Whitmer, a Democrat, was one of the first governors to impose a statewide mask mandate during the first wave of the pandemic last year, facing heavy backlash from mostly Republican critics. On Tuesday, Whitmer said that she does not expect to issue another mask mandate following the new CDC guidance recommending that masks be worn indoors regardless of vaccination status in areas where the virulent Delta variant is spreading quickly.
“I do not anticipate another pandemic order, not in the near future and maybe not ever,” Whitmer told reporters on Tuesday. “The fact of the matter is, we now know a lot more about this virus. We have vaccines. The best way to stay safe is to get vaccinated, we’re really strongly encouraging everyone to do just that.”
Whitmer wore a mask before and after the press conference where she made the remarks, saying that she had done so on the advice of Dr. Joneigh Khaldun, the state’s chief medical executive. The new CDC guidance was issued just after the governor’s comments. It was unclear whether the Whitmer’s position remained unchanged in light of the guidance.
Newsweek reached out to Whitmer’s office for comment.
The CDC says that masks should be worn indoors even by those who are vaccinated in areas with transmission levels that the agency deems “high” or “substantial.” While Michigan as a whole is experiencing moderate spread of the virus and currently falls short of the mark, 10 out of 83 counties in the state already have high enough transmission levels for the recommendation to apply. About 64 percent of all U.S. counties currently qualify for the new guidance.
The CDC also recommends that masks be worn by all students and faculty when schools return to session this fall. Although Michigan is recommending the same, no statewide school mask mandates are in place, with the decision left to individual school districts instead.
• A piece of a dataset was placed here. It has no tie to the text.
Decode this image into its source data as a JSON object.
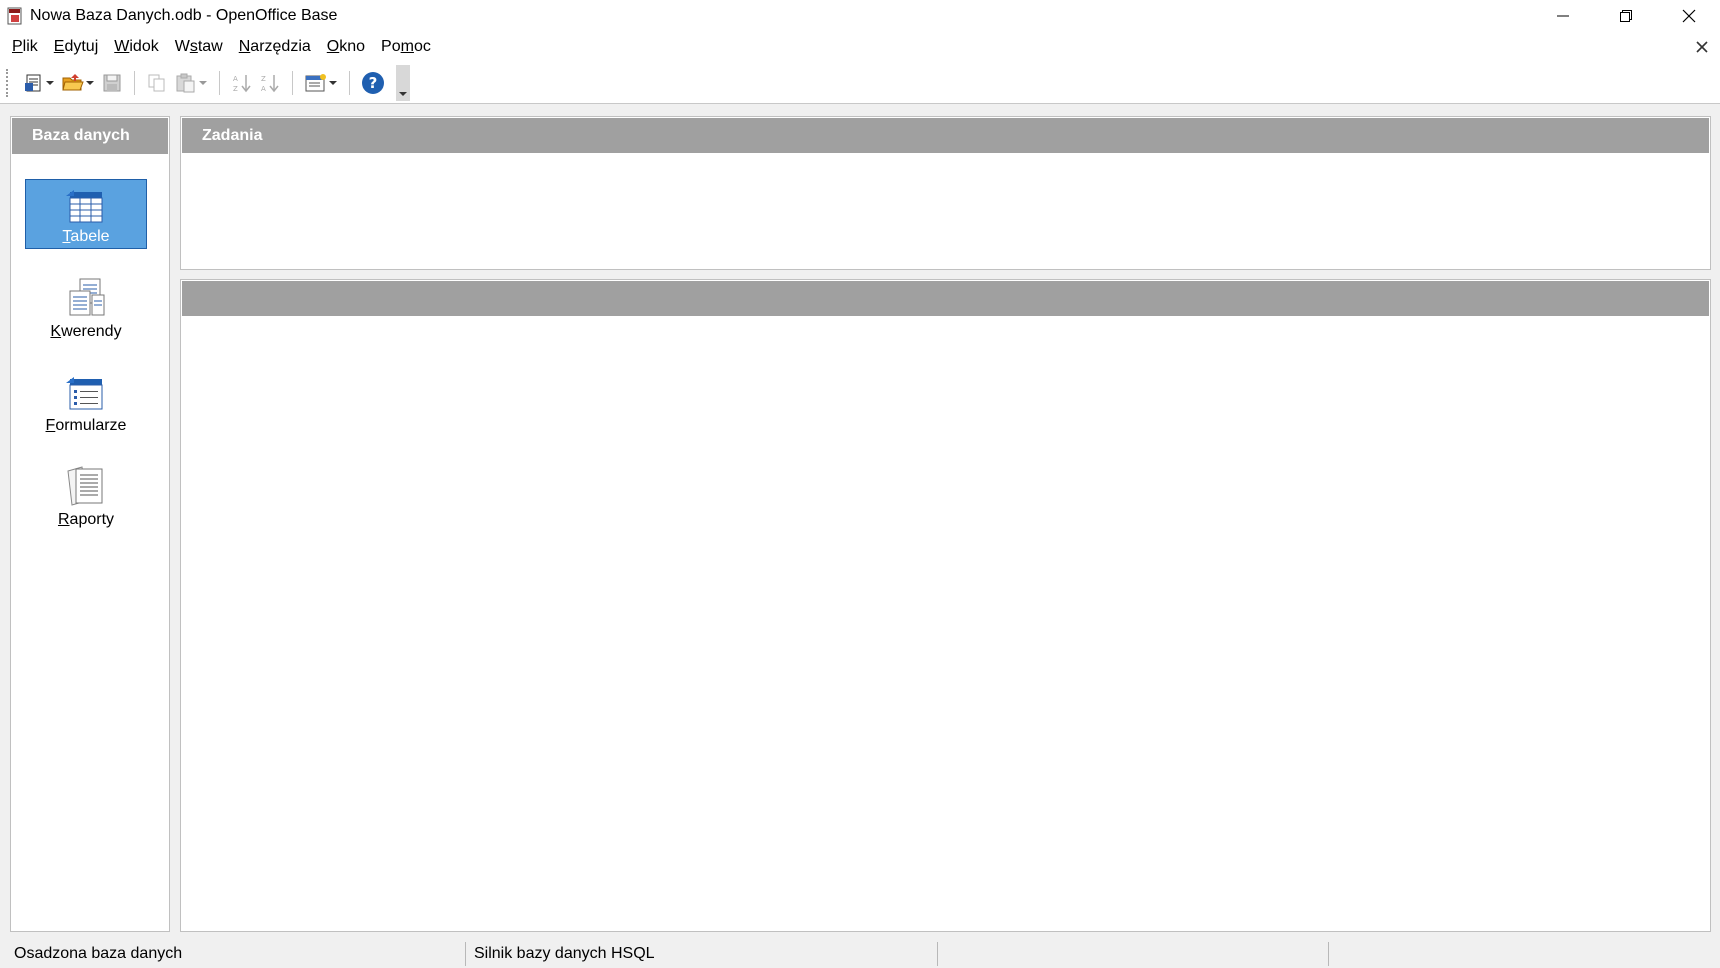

CDC Director Dr. Rochelle Walensky said that the new guidance was necessary due to the rampant spread of the Delta variant—which is more considerably more contagious than previous strains and has also been shown to be resistant to vaccines. She stressed that even vaccinated individuals could transmit the virus, and particularly the Delta variant, to those who may be more vulnerable.
However, Walensky said that the country’s highest transmission rates were still being seen in areas where vaccination rates were the lowest. She said that becoming vaccinated confers a seven-fold reduced risk of contracting the virus and a 20-fold reduced risk of being hospitalized or dying from COVID-19.
“This moment, and most importantly the associated illness, suffering and death could have been avoided with higher vaccination coverage in this country,” Walensky said. “We must take every step we can to stop the Delta variant and end this pandemic.”
Michigan ended its mask mandates and other COVID-19 restrictions on June 22, citing a drop in cases. Last week, the state’s GOP-led legislature used an initiative petition process to issue a veto-proof repeal of an emergency powers law that Whitmer had used to impose restrictions last year.